By | 2017-01-03T23:25:47+00:00 April 6th, 2016|Categories: Program Design & Evaluation|Tags: , , , , , , |2 Comments

Blog Post Title

I talked with two potential clients this week, and both ended up being great conversations in how they plan to dive deeper into what makes their programming valuable to their audiences. There were lots of aha moments—on their end as well as mine—in how they conceptualize a potential evaluation project or training for their staff, the various evaluation theories thy can draw inspiration from, and how prepared their staff is to embark on a small or large-scale evaluation project.

A few of those aha moments centered on my process for conducting an evaluation, and in how I assist clients in incorporating evaluative thinking in their work. Oftentimes, discussions on evaluation don’t come into the very end of a project, so I encourage clients at the onset of a program to think more about what value their programming is expected to have on their audience.

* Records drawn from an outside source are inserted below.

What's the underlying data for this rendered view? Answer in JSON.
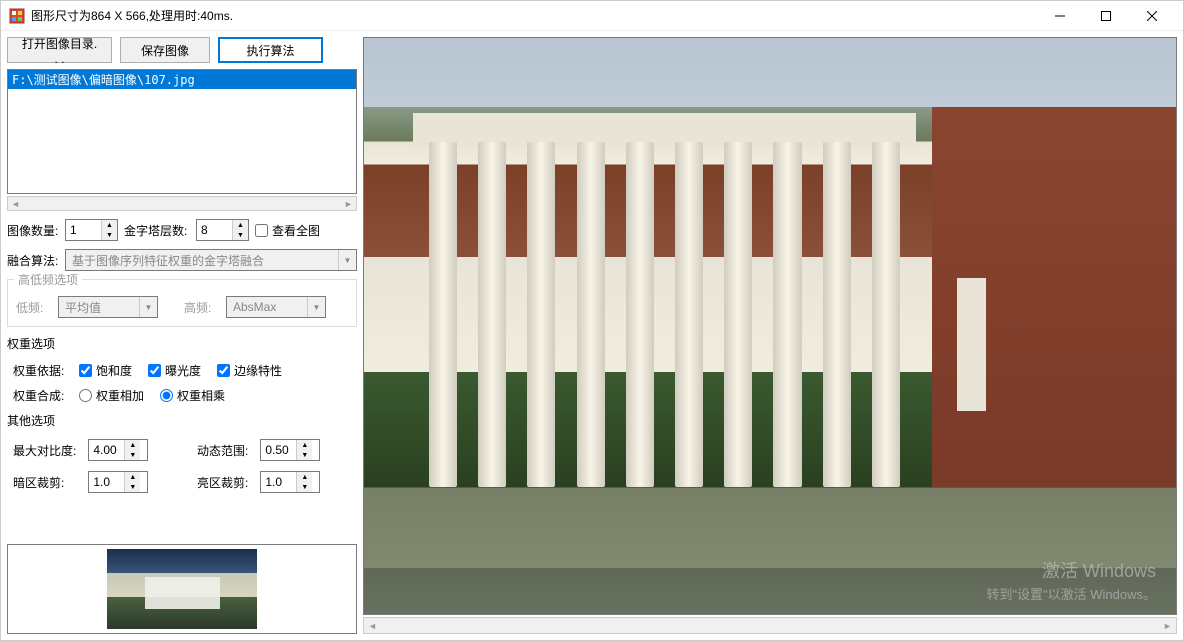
{
  "window": {
    "title": "图形尺寸为864 X 566,处理用时:40ms."
  },
  "toolbar": {
    "open_dir": "打开图像目录. . .",
    "save_image": "保存图像",
    "run_algorithm": "执行算法"
  },
  "file_list": {
    "selected": "F:\\测试图像\\偏暗图像\\107.jpg"
  },
  "params": {
    "image_count_label": "图像数量:",
    "image_count": "1",
    "pyramid_levels_label": "金字塔层数:",
    "pyramid_levels": "8",
    "view_full_label": "查看全图"
  },
  "fusion": {
    "label": "融合算法:",
    "value": "基于图像序列特征权重的金字塔融合"
  },
  "highlow": {
    "title": "高低频选项",
    "low_label": "低频:",
    "low_value": "平均值",
    "high_label": "高频:",
    "high_value": "AbsMax"
  },
  "weight": {
    "title": "权重选项",
    "basis_label": "权重依据:",
    "saturation": "饱和度",
    "exposure": "曝光度",
    "edge": "边缘特性",
    "compose_label": "权重合成:",
    "add": "权重相加",
    "mul": "权重相乘"
  },
  "other": {
    "title": "其他选项",
    "max_contrast_label": "最大对比度:",
    "max_contrast": "4.00",
    "dynamic_range_label": "动态范围:",
    "dynamic_range": "0.50",
    "dark_clip_label": "暗区裁剪:",
    "dark_clip": "1.0",
    "light_clip_label": "亮区裁剪:",
    "light_clip": "1.0"
  },
  "watermark": {
    "line1": "激活 Windows",
    "line2": "转到\"设置\"以激活 Windows。"
  }
}
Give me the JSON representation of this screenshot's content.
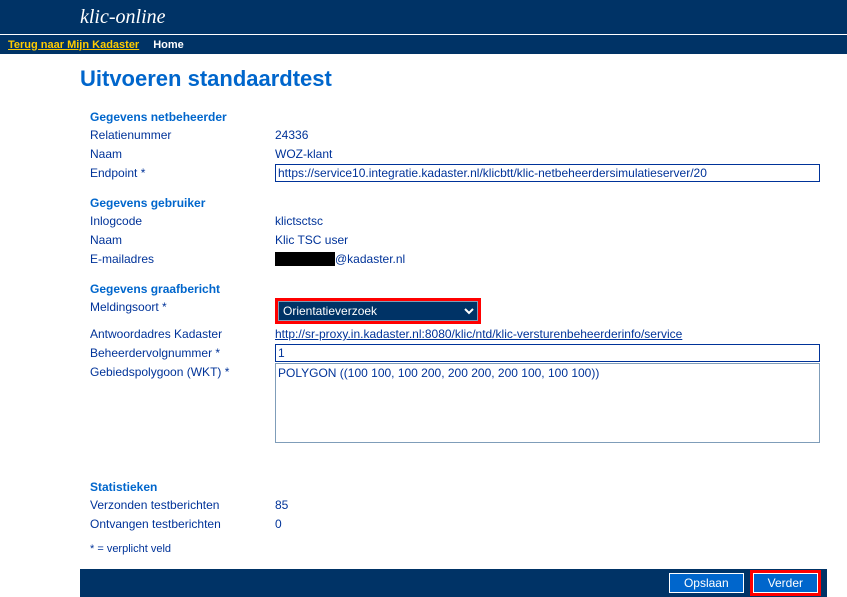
{
  "header": {
    "brand": "klic-online",
    "back_link": "Terug naar Mijn Kadaster",
    "home_link": "Home"
  },
  "title": "Uitvoeren standaardtest",
  "netbeheerder": {
    "section": "Gegevens netbeheerder",
    "relatienummer_label": "Relatienummer",
    "relatienummer_value": "24336",
    "naam_label": "Naam",
    "naam_value": "WOZ-klant",
    "endpoint_label": "Endpoint *",
    "endpoint_value": "https://service10.integratie.kadaster.nl/klicbtt/klic-netbeheerdersimulatieserver/20"
  },
  "gebruiker": {
    "section": "Gegevens gebruiker",
    "inlogcode_label": "Inlogcode",
    "inlogcode_value": "klictsctsc",
    "naam_label": "Naam",
    "naam_value": "Klic TSC user",
    "email_label": "E-mailadres",
    "email_value_suffix": "@kadaster.nl"
  },
  "graafbericht": {
    "section": "Gegevens graafbericht",
    "meldingsoort_label": "Meldingsoort *",
    "meldingsoort_value": "Orientatieverzoek",
    "antwoordadres_label": "Antwoordadres Kadaster",
    "antwoordadres_value": "http://sr-proxy.in.kadaster.nl:8080/klic/ntd/klic-versturenbeheerderinfo/service",
    "beheerdervolgnummer_label": "Beheerdervolgnummer *",
    "beheerdervolgnummer_value": "1",
    "gebiedspolygoon_label": "Gebiedspolygoon (WKT) *",
    "gebiedspolygoon_value": "POLYGON ((100 100, 100 200, 200 200, 200 100, 100 100))"
  },
  "statistieken": {
    "section": "Statistieken",
    "verzonden_label": "Verzonden testberichten",
    "verzonden_value": "85",
    "ontvangen_label": "Ontvangen testberichten",
    "ontvangen_value": "0"
  },
  "note": "* = verplicht veld",
  "buttons": {
    "opslaan": "Opslaan",
    "verder": "Verder"
  }
}
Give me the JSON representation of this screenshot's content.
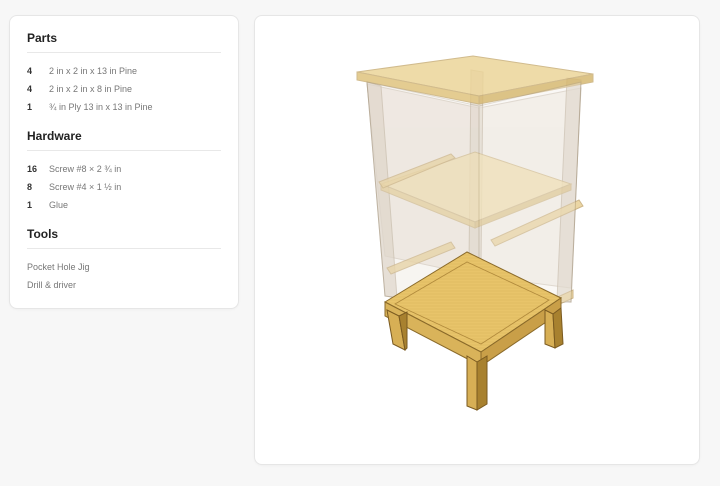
{
  "parts": {
    "title": "Parts",
    "items": [
      {
        "qty": "4",
        "desc": "2 in x 2 in x 13 in Pine"
      },
      {
        "qty": "4",
        "desc": "2 in x 2 in x 8 in Pine"
      },
      {
        "qty": "1",
        "desc": "¾ in Ply 13 in x 13 in Pine"
      }
    ]
  },
  "hardware": {
    "title": "Hardware",
    "items": [
      {
        "qty": "16",
        "desc": "Screw #8 × 2 ¾ in"
      },
      {
        "qty": "8",
        "desc": "Screw #4 × 1 ½ in"
      },
      {
        "qty": "1",
        "desc": "Glue"
      }
    ]
  },
  "tools": {
    "title": "Tools",
    "items": [
      "Pocket Hole Jig",
      "Drill & driver"
    ]
  },
  "colors": {
    "page_bg": "#f7f7f7",
    "card_bg": "#ffffff",
    "wood": "#e8c46a",
    "wood_dark": "#c9a24a",
    "ghost": "#d9cfc2"
  }
}
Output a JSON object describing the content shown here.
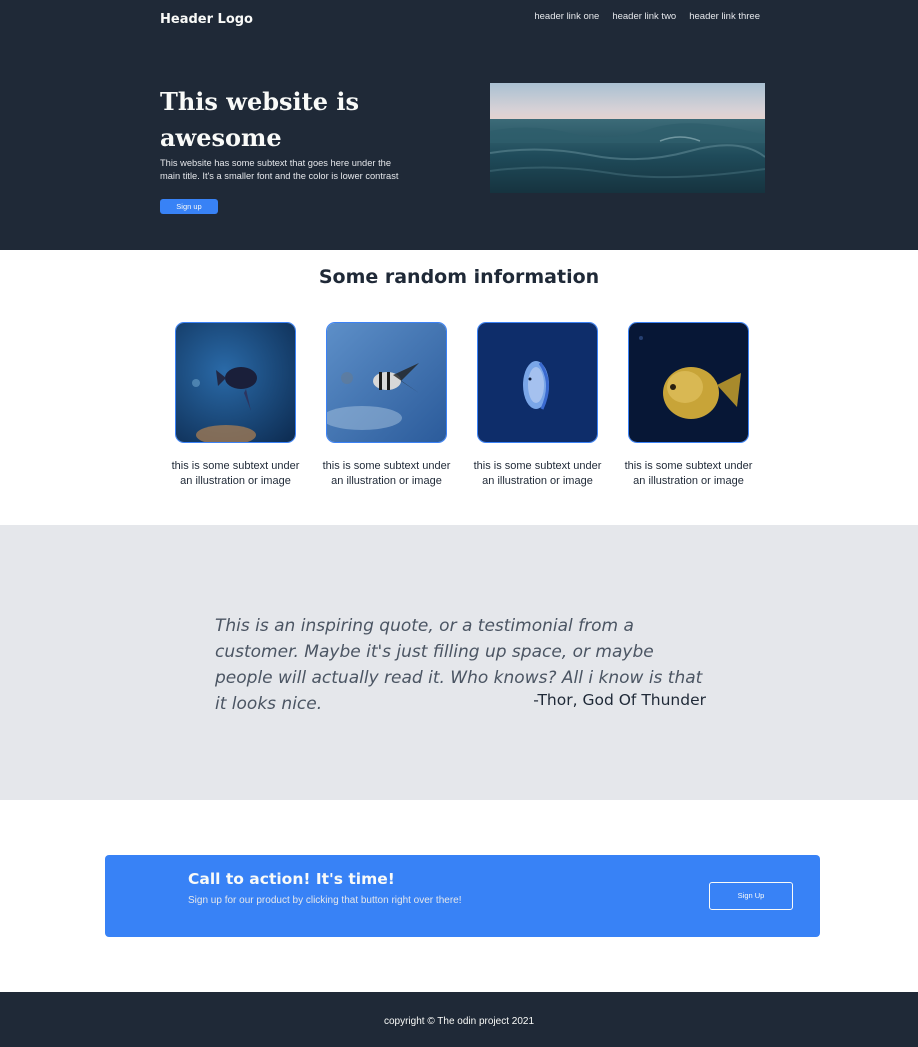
{
  "header": {
    "logo": "Header Logo",
    "links": [
      "header link one",
      "header link two",
      "header link three"
    ]
  },
  "hero": {
    "title": "This website is awesome",
    "subtext": "This website has some subtext that goes here under the main title. It's a smaller font and the color is lower contrast",
    "button_label": "Sign up",
    "image_icon": "ocean-wave-image"
  },
  "info": {
    "title": "Some random information",
    "cards": [
      {
        "image_icon": "dark-fish-image",
        "text": "this is some subtext under an illustration or image"
      },
      {
        "image_icon": "striped-fish-image",
        "text": "this is some subtext under an illustration or image"
      },
      {
        "image_icon": "blue-discus-image",
        "text": "this is some subtext under an illustration or image"
      },
      {
        "image_icon": "yellow-fish-image",
        "text": "this is some subtext under an illustration or image"
      }
    ]
  },
  "quote": {
    "text": "This is an inspiring quote, or a testimonial from a customer. Maybe it's just filling up space, or maybe people will actually read it. Who knows? All i know is that it looks nice.",
    "author": "-Thor, God Of Thunder"
  },
  "cta": {
    "title": "Call to action! It's time!",
    "subtext": "Sign up for our product by clicking that button right over there!",
    "button_label": "Sign Up"
  },
  "footer": {
    "text": "copyright © The odin project 2021"
  },
  "colors": {
    "dark": "#1f2937",
    "accent": "#3882f6",
    "light": "#f9faf8",
    "gray": "#e5e7eb"
  }
}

While I typically have potential clients complete my client questionnaire prior to speaking with me, most of the time I’ll meet a potential client in person via a networking opportunity before setting up a time to discuss further.

During these recent calls, I found that we spent most of the time discussing how I go about conducting an evaluation or setting up a staff training on aspects of evaluation and how they can compliment their project. In those conversations, I touched on three key factors  an organization needs to consider, thus impacting how to measure the value of their program:

Clarity

A potential client questionnaire allows for a client to conceptualize a potential evaluation project, and an in-person meeting or a phone call allows for deeper understanding and relationship building. Regardless of which precedes the other, clarity on what you want to do is important. One of the benefits of being an independent evaluator is that I’m able to provide objective feedback on a client’s project and outline the factors that may impact the process of the evaluation project. Another role for developing clarity is in deciding if you really need an external evaluator to take a lead on this project or if there’s another way to add more value to this process. Which leads into my second key factor. (more…)